But as larvae from the stream grew their jaguar spots and shrunk their paddle tails, cave larvae stuck to the water and never turned into terrestrial adults. This is evidence that the Empire Cave population may be a separate species.
“I don’t know if this is a unique species,” Sinervo says. Genetic tests would be needed to confirm anything.
There are other unique species in this particular cave system, including two unnamed crustaceans- an aquatic isopod and amphipod. They are proven to be endemic, meaning they live nowhere else on earth. It’s also likely that they’re the underground salamander’s food of choice.
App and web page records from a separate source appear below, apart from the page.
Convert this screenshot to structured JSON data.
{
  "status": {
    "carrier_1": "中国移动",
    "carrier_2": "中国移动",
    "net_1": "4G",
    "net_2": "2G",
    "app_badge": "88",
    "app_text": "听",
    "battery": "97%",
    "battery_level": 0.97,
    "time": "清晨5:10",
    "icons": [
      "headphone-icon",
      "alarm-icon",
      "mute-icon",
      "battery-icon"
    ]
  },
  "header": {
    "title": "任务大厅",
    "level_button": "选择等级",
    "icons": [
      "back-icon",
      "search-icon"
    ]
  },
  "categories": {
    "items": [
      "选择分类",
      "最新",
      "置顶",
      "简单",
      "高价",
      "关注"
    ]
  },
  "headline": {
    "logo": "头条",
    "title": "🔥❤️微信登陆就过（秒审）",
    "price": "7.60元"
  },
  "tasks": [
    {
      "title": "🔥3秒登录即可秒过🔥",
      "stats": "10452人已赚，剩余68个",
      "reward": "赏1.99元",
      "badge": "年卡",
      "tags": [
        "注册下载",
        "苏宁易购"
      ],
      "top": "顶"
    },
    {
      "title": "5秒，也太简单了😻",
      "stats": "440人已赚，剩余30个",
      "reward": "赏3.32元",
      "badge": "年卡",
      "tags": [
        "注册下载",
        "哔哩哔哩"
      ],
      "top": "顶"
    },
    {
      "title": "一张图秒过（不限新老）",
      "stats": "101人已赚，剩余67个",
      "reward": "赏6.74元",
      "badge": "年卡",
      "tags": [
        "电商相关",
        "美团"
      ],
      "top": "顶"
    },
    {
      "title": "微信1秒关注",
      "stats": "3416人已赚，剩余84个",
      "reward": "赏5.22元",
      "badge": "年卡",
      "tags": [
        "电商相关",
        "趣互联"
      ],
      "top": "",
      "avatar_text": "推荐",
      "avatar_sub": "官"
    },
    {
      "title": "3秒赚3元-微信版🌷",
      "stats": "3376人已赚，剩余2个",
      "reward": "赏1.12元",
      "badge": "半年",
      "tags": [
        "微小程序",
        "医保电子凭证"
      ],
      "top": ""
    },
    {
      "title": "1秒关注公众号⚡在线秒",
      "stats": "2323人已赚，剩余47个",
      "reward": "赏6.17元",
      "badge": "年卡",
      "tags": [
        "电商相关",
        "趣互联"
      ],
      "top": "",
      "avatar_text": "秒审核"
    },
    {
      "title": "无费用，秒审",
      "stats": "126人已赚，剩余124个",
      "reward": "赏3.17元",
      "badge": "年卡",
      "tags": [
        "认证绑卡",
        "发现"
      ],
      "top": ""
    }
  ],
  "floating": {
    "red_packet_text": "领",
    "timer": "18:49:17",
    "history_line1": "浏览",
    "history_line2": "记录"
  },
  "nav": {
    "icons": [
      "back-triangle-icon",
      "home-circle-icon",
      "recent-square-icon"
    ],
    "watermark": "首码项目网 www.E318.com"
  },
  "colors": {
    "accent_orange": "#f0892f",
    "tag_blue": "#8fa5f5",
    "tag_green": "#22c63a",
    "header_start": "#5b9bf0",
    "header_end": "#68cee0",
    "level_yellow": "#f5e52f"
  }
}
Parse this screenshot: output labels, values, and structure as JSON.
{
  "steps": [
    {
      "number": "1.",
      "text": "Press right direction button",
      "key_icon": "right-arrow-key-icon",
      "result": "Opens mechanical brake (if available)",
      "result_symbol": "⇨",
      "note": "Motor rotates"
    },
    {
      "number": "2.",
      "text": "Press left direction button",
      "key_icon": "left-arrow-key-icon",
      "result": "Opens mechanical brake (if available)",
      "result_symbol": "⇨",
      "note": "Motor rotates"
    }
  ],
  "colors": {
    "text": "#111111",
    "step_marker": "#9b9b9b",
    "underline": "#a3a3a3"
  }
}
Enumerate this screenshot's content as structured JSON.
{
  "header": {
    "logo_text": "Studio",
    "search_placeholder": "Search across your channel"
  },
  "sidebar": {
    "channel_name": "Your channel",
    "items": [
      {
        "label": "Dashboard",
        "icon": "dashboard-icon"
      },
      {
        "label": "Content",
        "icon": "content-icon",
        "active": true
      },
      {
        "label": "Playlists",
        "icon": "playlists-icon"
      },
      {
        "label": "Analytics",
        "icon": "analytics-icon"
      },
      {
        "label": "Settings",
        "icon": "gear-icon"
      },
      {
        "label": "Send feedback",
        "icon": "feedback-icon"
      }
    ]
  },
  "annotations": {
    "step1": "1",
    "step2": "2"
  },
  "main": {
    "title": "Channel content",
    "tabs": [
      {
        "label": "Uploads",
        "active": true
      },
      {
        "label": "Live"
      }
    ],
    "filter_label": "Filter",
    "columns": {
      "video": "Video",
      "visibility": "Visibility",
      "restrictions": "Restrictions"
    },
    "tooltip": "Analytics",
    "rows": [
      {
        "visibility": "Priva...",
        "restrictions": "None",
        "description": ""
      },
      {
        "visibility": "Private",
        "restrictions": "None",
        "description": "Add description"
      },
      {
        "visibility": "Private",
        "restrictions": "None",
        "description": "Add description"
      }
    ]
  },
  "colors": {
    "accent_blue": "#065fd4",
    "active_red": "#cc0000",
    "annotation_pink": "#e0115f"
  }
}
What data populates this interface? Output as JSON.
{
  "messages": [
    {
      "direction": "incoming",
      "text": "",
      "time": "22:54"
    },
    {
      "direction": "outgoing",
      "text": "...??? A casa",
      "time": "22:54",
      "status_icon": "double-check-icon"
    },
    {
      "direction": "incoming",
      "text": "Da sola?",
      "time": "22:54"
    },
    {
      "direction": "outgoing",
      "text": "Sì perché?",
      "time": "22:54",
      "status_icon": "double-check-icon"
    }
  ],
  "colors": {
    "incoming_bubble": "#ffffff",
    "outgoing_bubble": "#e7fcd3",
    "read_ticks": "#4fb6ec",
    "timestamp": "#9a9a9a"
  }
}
If other creatures had time to take up this underground real-estate and evolve into new species, maybe salamanders had time to do the same.
Since Empire Cave is only a porthole to the greater cave system, it’s impossible to say how many underground salamanders there could be. “We happen to have one or two salamanders with territory that comes up the little holes that go into the Empire Cave,” Sinervo says, “There may be a stable population, but we only see the tip of the iceberg.”
Sinervo’s study happened before the drought. In recent years water levels haven’t risen high enough to permeate Empire Cave, making it impossible to collect salamander larvae and continue further work. Water levels might rise high enough this year, after more rain.
Empire Cave and its adjoining networks are in the dark, figuratively. People could do more work to understand the underground Giant Salamander population, or any of the other cave species.
Aboveground activities could have an effect on underground ecosystems.
“We have to be very careful about certain things," Sinervo says, "People drive up to campus and park their cars. Oil drips off their cars, and water carries oil into the cave gulch ecosystem. It’s not a great situation.”
Sinervo would like to see regulations to protect the salamanders and the cave they inhabit. If these salamanders are in fact a separate species, they could become subject to protection under the Endangered Species Act. But if they aren’t unique, there could be other ways to indirectly protect them and their cave ecosystem.
Sinervo points out that there are other very rare species living in the cave, such as the blind cave amphipod and isopod, that could be protected under law; doing so would indirectly protect the paedomorphic giant salamanders. "They're just not on the endangered species [list]," he says.
But, “Life is life. The Endangered Species Act isn’t the Endangered Vertebrate Act,” Sinervo says, “It’s pretty clear, it should be equal protection under the law.”